> **Task to carry out**
All lines in the data that hold the word "title" need copying.

> **Task inputs**
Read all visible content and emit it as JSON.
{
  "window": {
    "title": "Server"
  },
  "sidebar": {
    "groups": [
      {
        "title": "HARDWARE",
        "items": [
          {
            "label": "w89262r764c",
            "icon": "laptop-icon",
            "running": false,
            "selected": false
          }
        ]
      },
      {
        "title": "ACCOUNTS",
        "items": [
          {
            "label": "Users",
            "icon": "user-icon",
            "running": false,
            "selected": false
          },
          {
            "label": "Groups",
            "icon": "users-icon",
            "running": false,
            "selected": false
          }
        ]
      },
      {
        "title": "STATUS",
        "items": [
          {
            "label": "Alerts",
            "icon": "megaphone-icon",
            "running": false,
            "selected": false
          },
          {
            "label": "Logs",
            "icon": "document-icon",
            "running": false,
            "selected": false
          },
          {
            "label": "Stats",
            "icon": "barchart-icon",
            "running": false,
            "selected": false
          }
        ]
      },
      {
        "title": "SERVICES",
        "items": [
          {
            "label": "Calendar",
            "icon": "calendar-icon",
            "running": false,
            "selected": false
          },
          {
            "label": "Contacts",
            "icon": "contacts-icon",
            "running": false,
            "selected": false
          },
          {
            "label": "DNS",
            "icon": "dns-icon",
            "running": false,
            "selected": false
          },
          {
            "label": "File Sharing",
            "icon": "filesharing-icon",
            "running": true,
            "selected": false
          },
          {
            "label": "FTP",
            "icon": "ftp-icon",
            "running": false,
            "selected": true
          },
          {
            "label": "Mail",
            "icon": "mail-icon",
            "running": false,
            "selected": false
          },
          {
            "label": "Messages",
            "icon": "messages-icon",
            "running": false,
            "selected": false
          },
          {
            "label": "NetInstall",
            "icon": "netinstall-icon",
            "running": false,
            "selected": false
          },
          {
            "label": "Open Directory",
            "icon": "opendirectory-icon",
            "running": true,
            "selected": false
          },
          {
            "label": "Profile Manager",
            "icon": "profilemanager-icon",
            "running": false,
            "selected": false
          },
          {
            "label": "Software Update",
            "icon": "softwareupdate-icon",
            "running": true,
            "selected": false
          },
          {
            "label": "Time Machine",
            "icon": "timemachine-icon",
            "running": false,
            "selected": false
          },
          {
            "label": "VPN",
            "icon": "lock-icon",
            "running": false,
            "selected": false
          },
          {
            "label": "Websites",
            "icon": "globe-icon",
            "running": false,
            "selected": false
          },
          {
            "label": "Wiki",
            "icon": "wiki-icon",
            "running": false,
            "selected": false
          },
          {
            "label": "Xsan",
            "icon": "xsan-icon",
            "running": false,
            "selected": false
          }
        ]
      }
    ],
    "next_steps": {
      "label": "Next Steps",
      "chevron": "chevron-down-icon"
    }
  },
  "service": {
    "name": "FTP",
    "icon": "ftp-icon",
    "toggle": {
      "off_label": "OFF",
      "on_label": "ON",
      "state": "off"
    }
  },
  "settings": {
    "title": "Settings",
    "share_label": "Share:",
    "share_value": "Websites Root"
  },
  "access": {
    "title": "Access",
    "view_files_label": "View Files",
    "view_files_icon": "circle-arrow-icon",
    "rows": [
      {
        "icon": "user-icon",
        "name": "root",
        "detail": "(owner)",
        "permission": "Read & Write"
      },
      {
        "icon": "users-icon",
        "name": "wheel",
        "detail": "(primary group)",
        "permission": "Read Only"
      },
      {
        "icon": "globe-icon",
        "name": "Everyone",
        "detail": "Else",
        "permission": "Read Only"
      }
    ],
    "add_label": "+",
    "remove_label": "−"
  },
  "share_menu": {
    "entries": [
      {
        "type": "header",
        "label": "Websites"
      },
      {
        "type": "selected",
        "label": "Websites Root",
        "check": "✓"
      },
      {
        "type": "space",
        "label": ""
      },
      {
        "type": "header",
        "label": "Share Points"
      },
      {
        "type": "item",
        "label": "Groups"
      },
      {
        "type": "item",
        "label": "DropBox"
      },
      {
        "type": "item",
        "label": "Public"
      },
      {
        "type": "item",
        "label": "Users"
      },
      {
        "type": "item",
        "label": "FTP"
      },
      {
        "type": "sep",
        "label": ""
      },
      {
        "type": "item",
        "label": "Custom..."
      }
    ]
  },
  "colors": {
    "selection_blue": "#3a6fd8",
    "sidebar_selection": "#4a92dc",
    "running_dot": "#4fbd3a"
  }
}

> **The completed task**
    "title": "Server"
        "title": "HARDWARE",
        "title": "ACCOUNTS",
        "title": "STATUS",
        "title": "SERVICES",
    "title": "Settings",
    "title": "Access",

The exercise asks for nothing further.